Action item ::
Would you go through the records below and copy each line with the string "title"?

·····

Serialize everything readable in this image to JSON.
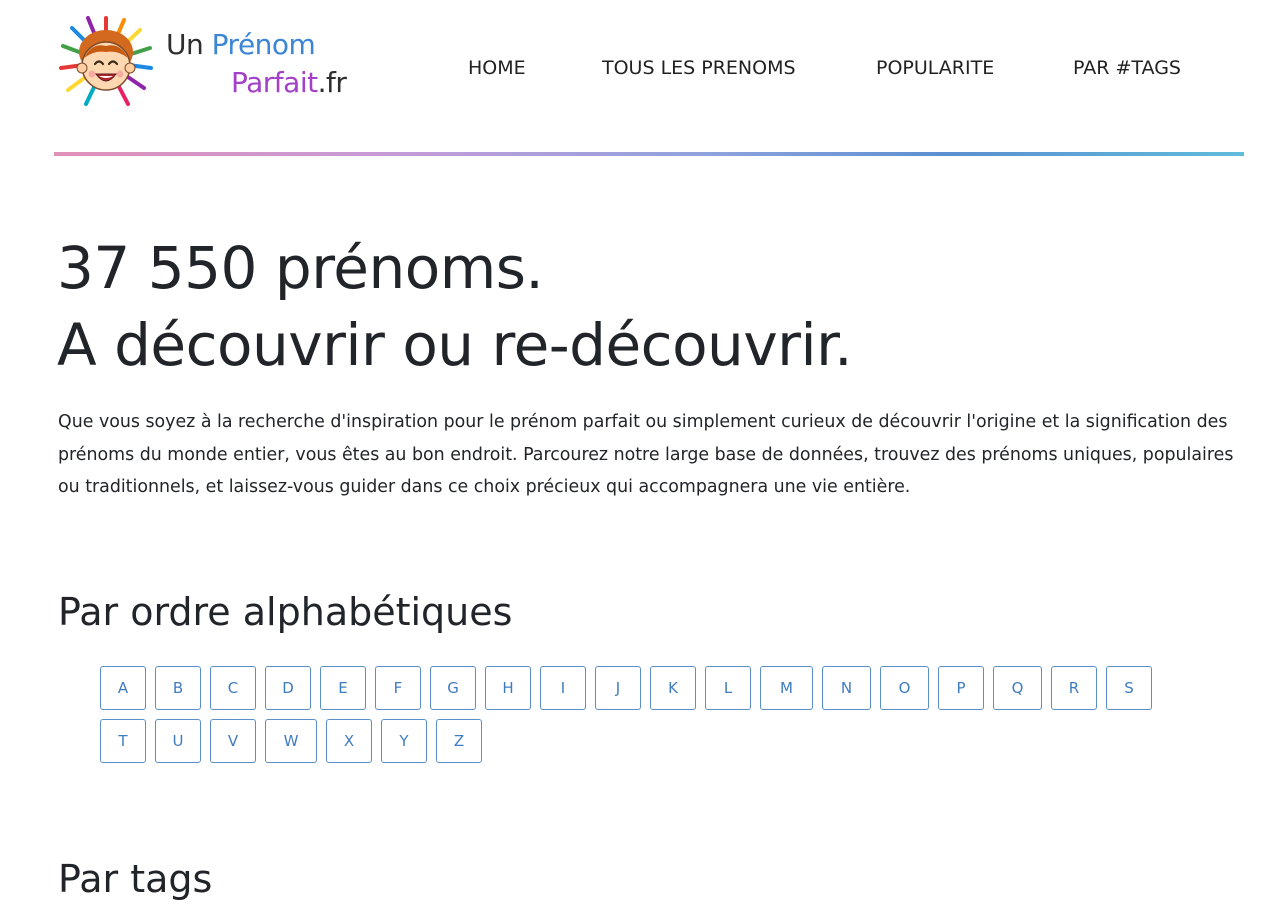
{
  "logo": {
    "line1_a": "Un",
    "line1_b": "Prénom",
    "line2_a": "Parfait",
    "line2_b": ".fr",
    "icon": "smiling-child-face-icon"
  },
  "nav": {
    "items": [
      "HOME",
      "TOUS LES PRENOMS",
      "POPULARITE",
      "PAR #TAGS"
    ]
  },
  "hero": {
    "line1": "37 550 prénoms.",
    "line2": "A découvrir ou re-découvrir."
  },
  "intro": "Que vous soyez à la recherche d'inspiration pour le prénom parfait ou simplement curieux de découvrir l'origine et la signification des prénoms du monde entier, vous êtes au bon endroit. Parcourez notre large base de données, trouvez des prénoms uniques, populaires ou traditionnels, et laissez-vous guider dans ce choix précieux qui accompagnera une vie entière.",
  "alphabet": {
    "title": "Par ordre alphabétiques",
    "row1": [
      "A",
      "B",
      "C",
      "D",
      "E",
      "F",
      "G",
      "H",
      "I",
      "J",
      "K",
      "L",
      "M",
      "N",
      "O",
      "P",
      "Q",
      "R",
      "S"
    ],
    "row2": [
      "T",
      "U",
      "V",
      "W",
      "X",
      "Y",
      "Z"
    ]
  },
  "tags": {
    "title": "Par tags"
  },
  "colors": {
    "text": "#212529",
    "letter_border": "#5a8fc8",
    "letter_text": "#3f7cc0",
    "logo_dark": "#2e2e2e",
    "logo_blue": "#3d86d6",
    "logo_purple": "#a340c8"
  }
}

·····

Exercise result ::
    "title": "Par ordre alphabétiques",
    "title": "Par tags"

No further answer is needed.